Mackey must have considered the difficulty of a personal language attempting to imitate music, without sacrificing the basic beauty of meaning. When a poet makes muse of Coltrane’s sheets of notes, he cannot forget he’s gigging with words, reaching for the coupling of imagery and sound. But when a musician bends a note, it is totally different than a poet breaking words on syllables as patterns and double entendres. True, such a tactic may look avant-garde on the page, but how does it sound in the mouth and ear? How does it weigh in the gut? In music, especially jazz shaped by improvisation, the typical player—not to mention one who practiced as much as fourteen hours straight—may insert an earned riff that pulls the sheet of notes together, whose repetition is almost hidden. One would have an almost impossible task to duplicate or say this on the page. When Baraka says “The flow of is,” do we hear a similar flow in Double Trio? Or does it risk an overflow? Is this thoughtful absorption or systematized disruption? Or is the trilogy’s structure a visual refrain?

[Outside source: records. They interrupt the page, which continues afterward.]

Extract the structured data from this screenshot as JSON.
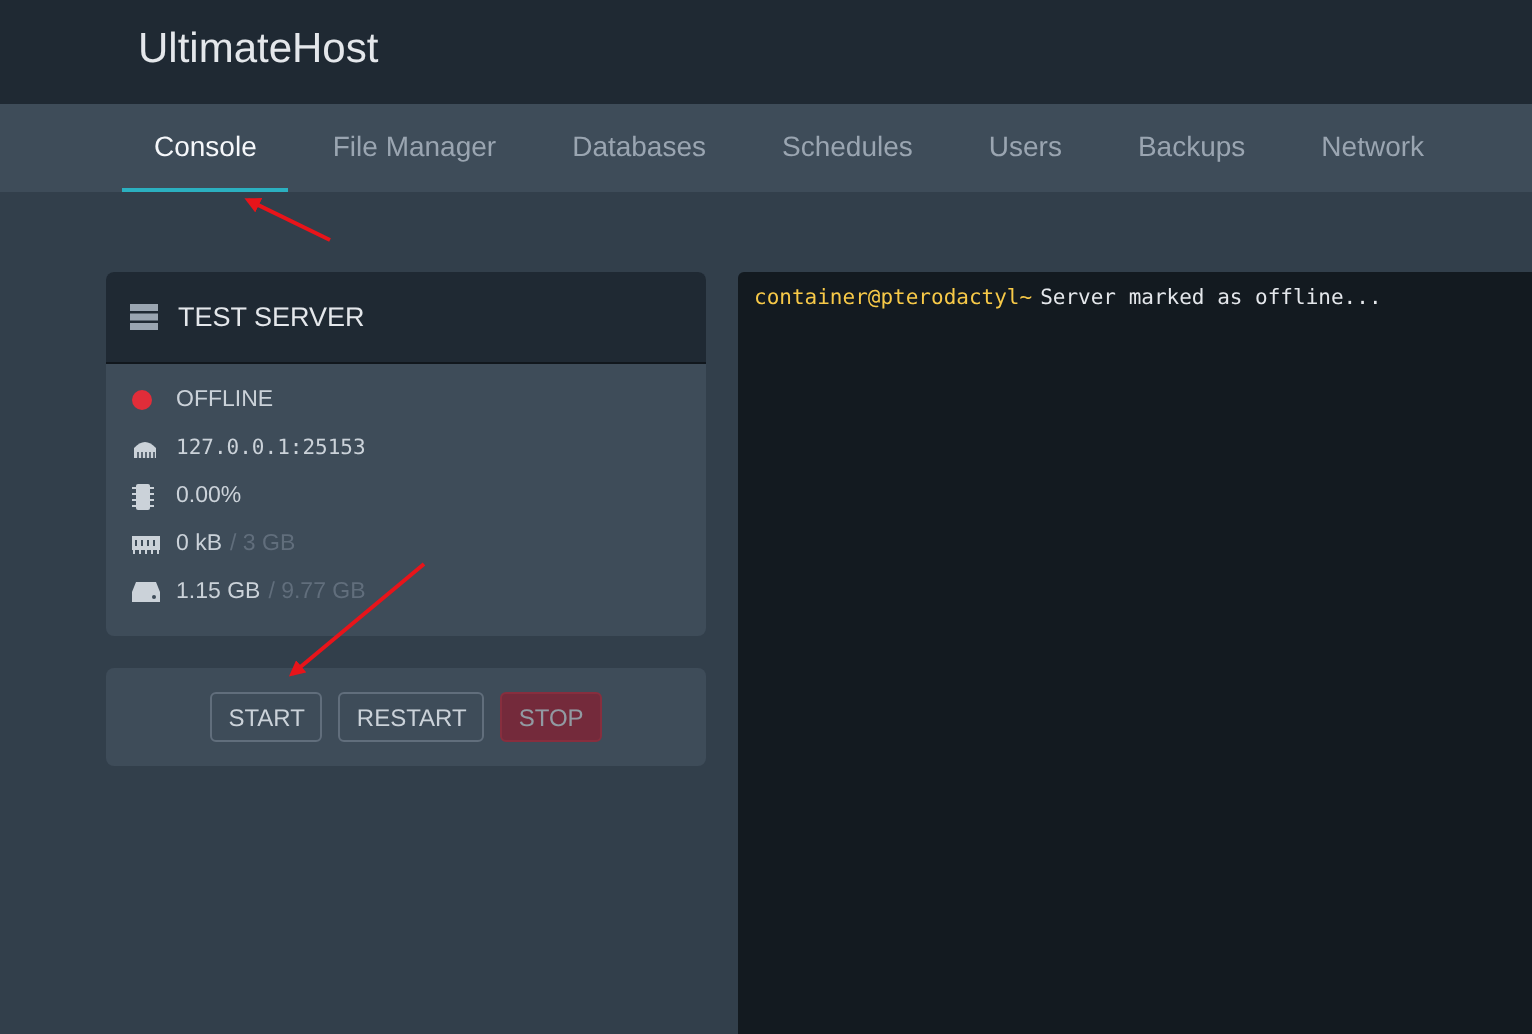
{
  "brand": "UltimateHost",
  "tabs": [
    {
      "label": "Console",
      "selected": true
    },
    {
      "label": "File Manager",
      "selected": false
    },
    {
      "label": "Databases",
      "selected": false
    },
    {
      "label": "Schedules",
      "selected": false
    },
    {
      "label": "Users",
      "selected": false
    },
    {
      "label": "Backups",
      "selected": false
    },
    {
      "label": "Network",
      "selected": false
    }
  ],
  "server": {
    "name": "TEST SERVER",
    "stats": [
      {
        "kind": "status",
        "value": "OFFLINE",
        "color": "#e12d39"
      },
      {
        "kind": "address",
        "value": "127.0.0.1:25153"
      },
      {
        "kind": "cpu",
        "value": "0.00%"
      },
      {
        "kind": "memory",
        "value": "0 kB",
        "limit": "/ 3 GB"
      },
      {
        "kind": "disk",
        "value": "1.15 GB",
        "limit": "/ 9.77 GB"
      }
    ]
  },
  "buttons": [
    {
      "label": "START",
      "kind": "neutral",
      "disabled": false
    },
    {
      "label": "RESTART",
      "kind": "neutral",
      "disabled": false
    },
    {
      "label": "STOP",
      "kind": "danger",
      "disabled": true
    }
  ],
  "console": {
    "lines": [
      {
        "prompt": "container@pterodactyl~",
        "text": "Server marked as offline..."
      }
    ]
  }
}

When Shakespeare’s Caliban speaks poetry in The Tempest, we hear how meaning may be corrupted. In fact, that’s the dramatic point. Though a private language honed to create envy can only become the wordsmith’s conundrum: for many jazz listeners in the 1960s, free jazz left them dead in the water, suffering total bafflement. Some called it assault. Others called it sonic chaos. And a few saw some of the “free jazzers” perfecting a technique that created erasure; and, there are those who thought this signaled the death of jazz as we know it. Still others viewed free jazz as revolutionary.
Mackey’s Double Trio is both revolutionary and transportive. Without fail we are delivered into another time and place, another world. Still, at times one may find oneself without a compass, and without language to orient us. Surely, a poet can be cosmopolitan, but I do wonder—does the academic lingo in Double Trio disrupt the flow and short circuit the groove? What truly rises out of this philosophy of dares? Difficulty is not always genius; though originality often is. Where does this dare take us? Mired in verbal tangle, could obsession be the reason of Double Trio? Mackey’s elongated text structurally parallels the tonal obsession often built into free jazz. Worrying the tune. His gargantuan task—at times truly admirable—may depict simply the perils of influence.

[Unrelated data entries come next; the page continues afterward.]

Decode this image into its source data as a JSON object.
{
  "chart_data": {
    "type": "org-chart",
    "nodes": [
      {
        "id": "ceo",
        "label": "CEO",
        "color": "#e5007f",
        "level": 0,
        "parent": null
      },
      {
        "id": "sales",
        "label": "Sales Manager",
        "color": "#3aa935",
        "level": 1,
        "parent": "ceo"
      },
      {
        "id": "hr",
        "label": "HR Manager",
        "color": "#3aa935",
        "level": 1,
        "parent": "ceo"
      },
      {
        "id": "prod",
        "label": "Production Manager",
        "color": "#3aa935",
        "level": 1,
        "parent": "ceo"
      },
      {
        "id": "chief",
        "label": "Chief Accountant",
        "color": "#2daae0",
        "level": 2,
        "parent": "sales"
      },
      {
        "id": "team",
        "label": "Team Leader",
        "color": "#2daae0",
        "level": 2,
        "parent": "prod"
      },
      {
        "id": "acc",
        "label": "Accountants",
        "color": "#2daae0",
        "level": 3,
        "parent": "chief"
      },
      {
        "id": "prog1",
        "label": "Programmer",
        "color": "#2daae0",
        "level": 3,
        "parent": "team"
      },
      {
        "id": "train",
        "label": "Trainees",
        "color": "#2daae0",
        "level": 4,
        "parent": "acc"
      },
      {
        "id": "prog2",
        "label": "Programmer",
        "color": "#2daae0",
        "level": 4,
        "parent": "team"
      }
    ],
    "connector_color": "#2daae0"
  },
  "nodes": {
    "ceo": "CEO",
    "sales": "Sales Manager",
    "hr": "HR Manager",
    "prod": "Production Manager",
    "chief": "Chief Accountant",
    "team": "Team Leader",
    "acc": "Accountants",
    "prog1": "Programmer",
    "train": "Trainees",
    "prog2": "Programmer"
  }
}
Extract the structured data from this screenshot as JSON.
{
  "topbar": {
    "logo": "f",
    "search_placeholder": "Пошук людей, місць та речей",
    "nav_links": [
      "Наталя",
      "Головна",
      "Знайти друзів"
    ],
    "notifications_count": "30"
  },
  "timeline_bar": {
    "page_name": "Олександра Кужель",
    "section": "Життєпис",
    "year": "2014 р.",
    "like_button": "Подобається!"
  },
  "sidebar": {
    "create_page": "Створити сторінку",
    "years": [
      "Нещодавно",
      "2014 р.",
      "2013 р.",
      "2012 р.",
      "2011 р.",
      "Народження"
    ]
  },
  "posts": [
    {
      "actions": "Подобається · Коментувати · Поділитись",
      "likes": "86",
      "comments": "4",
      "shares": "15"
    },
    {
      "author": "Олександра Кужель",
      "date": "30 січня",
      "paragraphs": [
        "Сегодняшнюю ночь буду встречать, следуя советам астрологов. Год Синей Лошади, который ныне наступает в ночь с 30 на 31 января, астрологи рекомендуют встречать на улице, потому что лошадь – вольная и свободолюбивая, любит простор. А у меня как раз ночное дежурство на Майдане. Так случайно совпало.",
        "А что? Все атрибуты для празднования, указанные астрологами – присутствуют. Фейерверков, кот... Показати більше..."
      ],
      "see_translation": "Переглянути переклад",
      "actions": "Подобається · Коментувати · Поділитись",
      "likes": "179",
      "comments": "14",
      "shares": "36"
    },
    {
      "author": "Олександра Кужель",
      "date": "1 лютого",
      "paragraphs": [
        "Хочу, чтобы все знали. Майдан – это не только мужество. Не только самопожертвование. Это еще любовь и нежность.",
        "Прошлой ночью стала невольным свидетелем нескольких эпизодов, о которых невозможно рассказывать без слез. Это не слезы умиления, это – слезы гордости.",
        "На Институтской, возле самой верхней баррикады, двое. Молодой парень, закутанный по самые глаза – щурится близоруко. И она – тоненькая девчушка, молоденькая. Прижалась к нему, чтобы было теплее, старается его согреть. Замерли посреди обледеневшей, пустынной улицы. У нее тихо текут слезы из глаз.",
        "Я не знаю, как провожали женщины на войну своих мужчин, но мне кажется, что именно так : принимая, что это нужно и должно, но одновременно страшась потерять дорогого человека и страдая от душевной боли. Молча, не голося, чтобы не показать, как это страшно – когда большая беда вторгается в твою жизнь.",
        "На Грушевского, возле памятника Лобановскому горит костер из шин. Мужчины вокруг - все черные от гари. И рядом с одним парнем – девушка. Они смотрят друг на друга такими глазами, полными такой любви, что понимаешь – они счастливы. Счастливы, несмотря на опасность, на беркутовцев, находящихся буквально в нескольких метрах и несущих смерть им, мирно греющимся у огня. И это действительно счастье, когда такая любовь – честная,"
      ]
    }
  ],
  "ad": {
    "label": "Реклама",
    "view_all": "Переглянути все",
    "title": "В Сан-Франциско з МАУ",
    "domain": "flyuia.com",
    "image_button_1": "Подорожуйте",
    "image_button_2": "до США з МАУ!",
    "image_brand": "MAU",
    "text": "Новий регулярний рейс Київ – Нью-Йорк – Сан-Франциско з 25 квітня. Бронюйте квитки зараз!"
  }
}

Yusef Komunyakaa’s numerous books of poems include Talking Dirty to the Gods; Thieves of Paradise, a finalist for the National Book Critics Award; The Chameleon Couch, a finalist for the National Book Award; Neon Vernacular: New & Selected Poems 1977–1989, for which he received the Pulitzer Prize and the Kingsley Tufts Poetry Award; and his forthcoming Everyday Mojo Songs of Earth: New & Selected Poems 2001–2021. Komunyakaa’s prose is collected in Blue Notes: Essays, Interviews & Commentaries. He also co-edited The Jazz Poetry Anthology. In 1999, he was elected a Chancellor of the Academy of American Poets. He served as New York State Poet 2016–18.